Make the blinis by weighing the dry ingredients into a bowl and make a well in the middle. Slowly whisk in the soya, lemon and maple syrup until you have a smooth batter.
To cook the blinis you will need to warm up a frying pan and grease it using a small amount of oil (kitchen paper works well for spreading it evenly across the pan). Use a tbsp or tsp (depending on the size you would like your blinis to be) to spoon the batter into the flying pan. Cook for 2 - 3 minutes on each side (you should see some bubbles start to form before you flip them). Cook them in batches and leave space in between in each blini in the pan. They will keep well at room temperature until you want to serve.
Time to assemble the canapes! Spread or pipe (to be extra fancy) some vegan cream cheese onto each blini and place a small piece of the pepper on top — I like to pull the pieces of pepper rather than cut them as it looks more natural but you could also chop with a knife. Use the dill and capers to garnish the canapes and serve with fresh wedges of lemon and cracked black pepper.
by Iona Berry

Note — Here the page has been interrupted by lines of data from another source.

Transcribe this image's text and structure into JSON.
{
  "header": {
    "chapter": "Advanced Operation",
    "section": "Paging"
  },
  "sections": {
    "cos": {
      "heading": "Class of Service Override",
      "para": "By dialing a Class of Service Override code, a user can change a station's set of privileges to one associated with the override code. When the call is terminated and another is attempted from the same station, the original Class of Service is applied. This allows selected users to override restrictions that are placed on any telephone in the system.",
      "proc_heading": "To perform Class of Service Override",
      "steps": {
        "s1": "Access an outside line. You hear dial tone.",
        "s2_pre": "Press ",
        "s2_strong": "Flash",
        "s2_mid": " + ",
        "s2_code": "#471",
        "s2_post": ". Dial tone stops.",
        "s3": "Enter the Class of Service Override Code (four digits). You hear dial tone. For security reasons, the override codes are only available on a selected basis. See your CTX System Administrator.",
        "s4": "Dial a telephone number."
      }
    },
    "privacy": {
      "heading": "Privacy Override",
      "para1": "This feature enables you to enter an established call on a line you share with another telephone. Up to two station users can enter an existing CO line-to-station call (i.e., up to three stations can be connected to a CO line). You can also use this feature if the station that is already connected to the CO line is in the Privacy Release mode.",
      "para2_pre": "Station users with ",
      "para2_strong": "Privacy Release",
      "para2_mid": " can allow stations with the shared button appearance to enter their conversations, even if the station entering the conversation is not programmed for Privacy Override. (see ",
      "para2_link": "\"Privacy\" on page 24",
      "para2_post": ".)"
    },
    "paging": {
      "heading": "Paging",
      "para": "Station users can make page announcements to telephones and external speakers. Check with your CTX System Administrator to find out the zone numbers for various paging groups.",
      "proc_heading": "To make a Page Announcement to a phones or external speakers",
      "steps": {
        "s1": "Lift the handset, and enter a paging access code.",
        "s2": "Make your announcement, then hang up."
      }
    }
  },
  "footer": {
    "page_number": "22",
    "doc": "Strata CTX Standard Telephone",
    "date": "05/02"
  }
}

Iona is our Development Kitchen Assistant, aka our go-to girl for developing, testing and tasting delicious dishes for you to all enjoy at home. When she’s not in the kitchen, you’ll find her either running or cycling, or trying out food markets and new restaurants around London. Continuous market research it would seem.